My generation dedicated itself completely to the task of bringing democracy to South Africa and establishing a new Republic. We freed the country and all its people. In so doing we left for the generation that follows us to ensure that freedom may forge a new population of genuinely free, responsible, aware, and both politically and economically active citizens.
As legislation was being drafted around electoral practices, I made a proposal in my capacity as Minister of Home Affairs that voter education should not be limited to explaining to people how to vote, but should explain to them why to vote. I regret that those in power rejected this idea. We now have high levels of voter apathy and abstention, particularly when it comes to local government elections.
But democracy needs critical and educated voters. Unfortunately, many South Africans are far from being the type of citizens a democracy requires to function properly. They are not aware consumers. They are not critical voters. They have not risen to the full measure of responsibility and opportunity which freedom has created for us all.

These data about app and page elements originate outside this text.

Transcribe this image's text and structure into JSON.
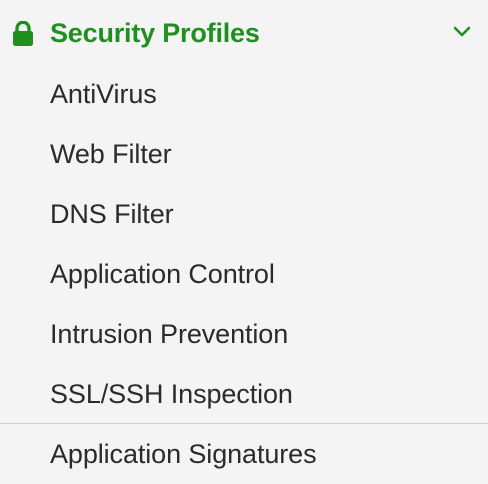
{
  "security_profiles": {
    "title": "Security Profiles",
    "expanded": true,
    "accent_color": "#1f8f1f",
    "icons": {
      "section": "lock-icon",
      "toggle": "chevron-down-icon"
    },
    "items": [
      {
        "label": "AntiVirus"
      },
      {
        "label": "Web Filter"
      },
      {
        "label": "DNS Filter"
      },
      {
        "label": "Application Control"
      },
      {
        "label": "Intrusion Prevention"
      },
      {
        "label": "SSL/SSH Inspection"
      },
      {
        "label": "Application Signatures"
      }
    ]
  }
}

Traditionally many of our communities perceive voting as an act of allegiance, rather than the time to hold their representatives accountable and fill in the report card on what they have accomplished. In many domestic and international venues concerns are expressed about the quality of our country’s leadership. Yet the danger to South Africa is not only rotten leaders, but a citizenry capable of entrusting such leaders with their future.
Voting for corrupt or inept leaders simply because they are leaders is a terrible mistake. A vote for an untested party is likewise a serious risk, for the vote bestows power for the next five years. There is no basis to determine whether a new party will survive for five years, never mind have the will or capacity to meet service delivery expectations.

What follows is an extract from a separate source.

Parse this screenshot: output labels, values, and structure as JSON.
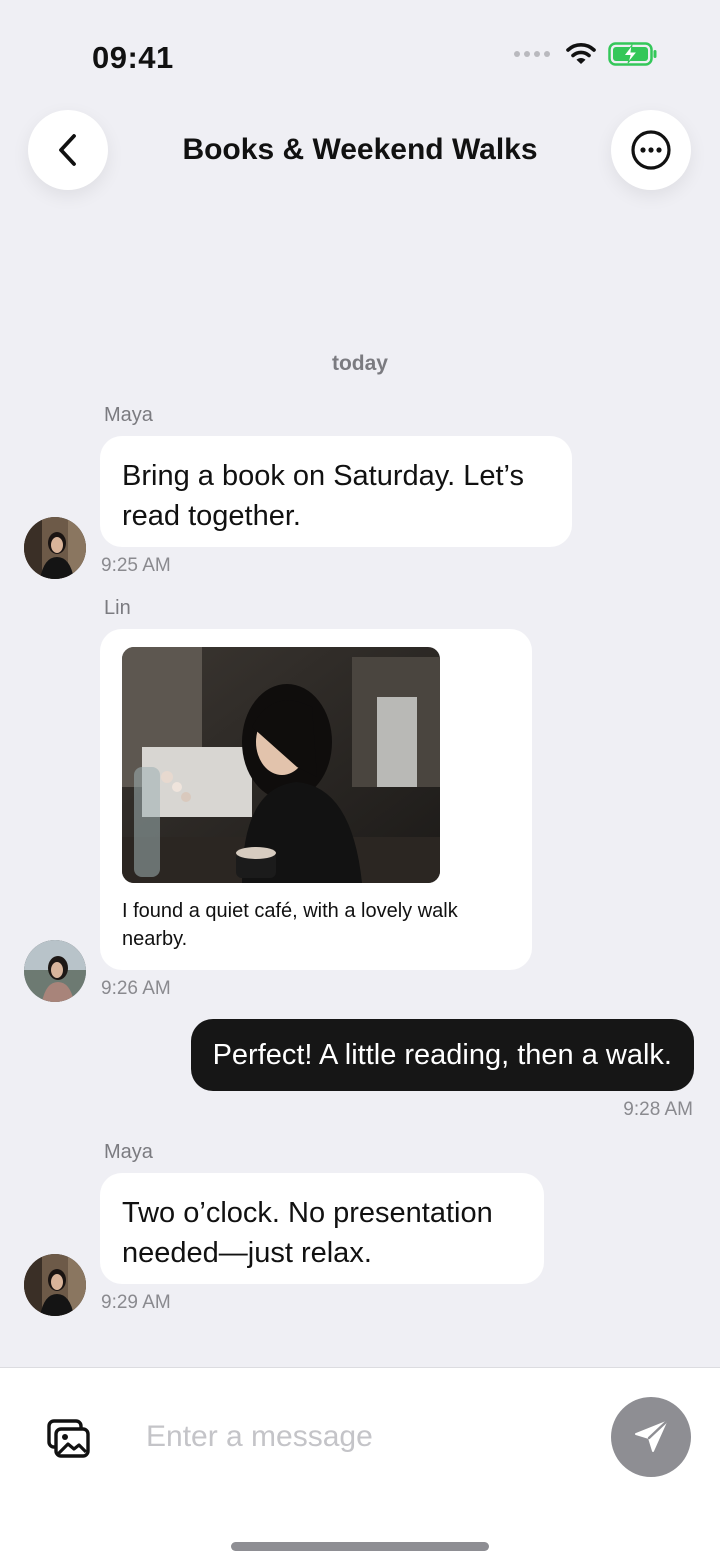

The newly formed splinter group, the NFP, has announced that it may tell voters not to vote. That expresses not only disdain for everything our people went through to be able to vote, but a particularly poor grasp on the workings of democracy. A spoiled vote, or no vote at all, is a vote in favour of the status quo. It doesn’t express dissatisfaction or ire, but complicity with how things are being done.
You have a right and a duty to hold your leaders accountable. If you are unhappy with the level of service delivery in your area, register to vote.

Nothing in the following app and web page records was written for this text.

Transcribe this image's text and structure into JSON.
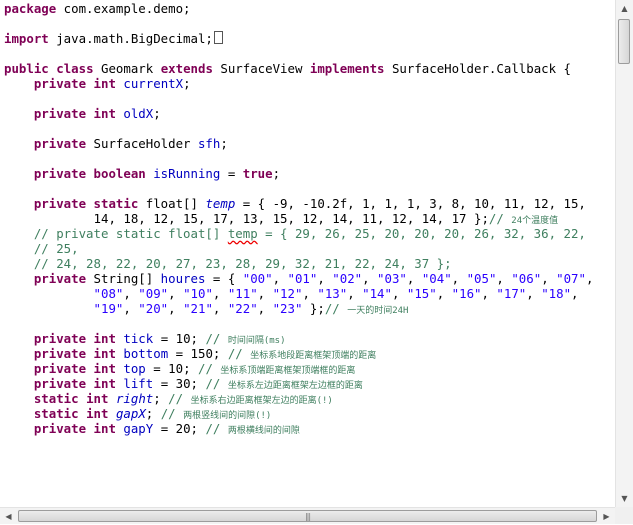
{
  "code": {
    "l1_kw": "package",
    "l1_rest": " com.example.demo;",
    "l2_kw": "import",
    "l2_rest": " java.math.BigDecimal;",
    "l3_kw1": "public",
    "l3_kw2": "class",
    "l3_name": " Geomark ",
    "l3_kw3": "extends",
    "l3_mid": " SurfaceView ",
    "l3_kw4": "implements",
    "l3_end": " SurfaceHolder.Callback {",
    "private": "private",
    "static": "static",
    "int": "int",
    "boolean": "boolean",
    "true": "true",
    "l4_field": "currentX",
    "l5_field": "oldX",
    "l6_type": " SurfaceHolder ",
    "l6_field": "sfh",
    "l7_field": "isRunning",
    "l7_eq": " = ",
    "l8_type": " float[] ",
    "l8_field": "temp",
    "l8_vals": " = { -9, -10.2f, 1, 1, 1, 3, 8, 10, 11, 12, 15,",
    "l9_vals": "14, 18, 12, 15, 17, 13, 15, 12, 14, 11, 12, 14, 17 };",
    "l9_cm": "// ",
    "l9_cm_cjk": "24个温度值",
    "l10_a": "// private static float[] ",
    "l10_b": "temp",
    "l10_c": " = { 29, 26, 25, 20, 20, 20, 26, 32, 36, 22,",
    "l11": "// 25,",
    "l12": "// 24, 28, 22, 20, 27, 23, 28, 29, 32, 21, 22, 24, 37 };",
    "l13_type": " String[] ",
    "l13_field": "houres",
    "l13_eq": " = { ",
    "hours": [
      "\"00\"",
      "\"01\"",
      "\"02\"",
      "\"03\"",
      "\"04\"",
      "\"05\"",
      "\"06\"",
      "\"07\"",
      "\"08\"",
      "\"09\"",
      "\"10\"",
      "\"11\"",
      "\"12\"",
      "\"13\"",
      "\"14\"",
      "\"15\"",
      "\"16\"",
      "\"17\"",
      "\"18\"",
      "\"19\"",
      "\"20\"",
      "\"21\"",
      "\"22\"",
      "\"23\""
    ],
    "l15_end": " };",
    "l15_cm": "// ",
    "l15_cm_cjk": "一天的时间24H",
    "f_tick": "tick",
    "v_tick": " = 10; ",
    "c_tick": "// ",
    "c_tick_cjk": "时间间隔(ms)",
    "f_bottom": "bottom",
    "v_bottom": " = 150; ",
    "c_bottom": "// ",
    "c_bottom_cjk": "坐标系地段距离框架顶端的距离",
    "f_top": "top",
    "v_top": " = 10; ",
    "c_top": "// ",
    "c_top_cjk": "坐标系顶端距离框架顶端框的距离",
    "f_lift": "lift",
    "v_lift": " = 30; ",
    "c_lift": "// ",
    "c_lift_cjk": "坐标系左边距离框架左边框的距离",
    "f_right": "right",
    "v_right": "; ",
    "c_right": "// ",
    "c_right_cjk": "坐标系右边距离框架左边的距离(!)",
    "f_gapX": "gapX",
    "v_gapX": "; ",
    "c_gapX": "// ",
    "c_gapX_cjk": "两根竖线间的间隙(!)",
    "f_gapY": "gapY",
    "v_gapY": " = 20; ",
    "c_gapY": "// ",
    "c_gapY_cjk": "两根横线间的间隙"
  },
  "scrollbars": {
    "up_arrow": "▲",
    "down_arrow": "▼",
    "left_arrow": "◀",
    "right_arrow": "▶",
    "grip": "|||"
  }
}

If you are confident in your leaders and satisfied with their track record, register to vote. If you want a say in how you are governed, register to vote. If you care about South Africa, register this weekend to make your mark in May 2011.
The IFP has worked for South Africans for 35 years. We have been the voice of the people when there was no other political home for the disenfranchised majority. We have been the voice of the people in a democratic government.
We have been the watchdog over power. We have been a strong opposition, holding leaders accountable and exposing weak governance. For the sake of democracy, we have a vital role to play in the political dispensation of tomorrow.
Because I care about your right to vote and the IFP cares about governance of the people, by the people, I shall be visiting communities tomorrow, reminding everyone I meet to register to vote. I hope you will join me with this message in your own community.
Yours in the service of the nation,
Prince Mangosuthu Buthelezi MP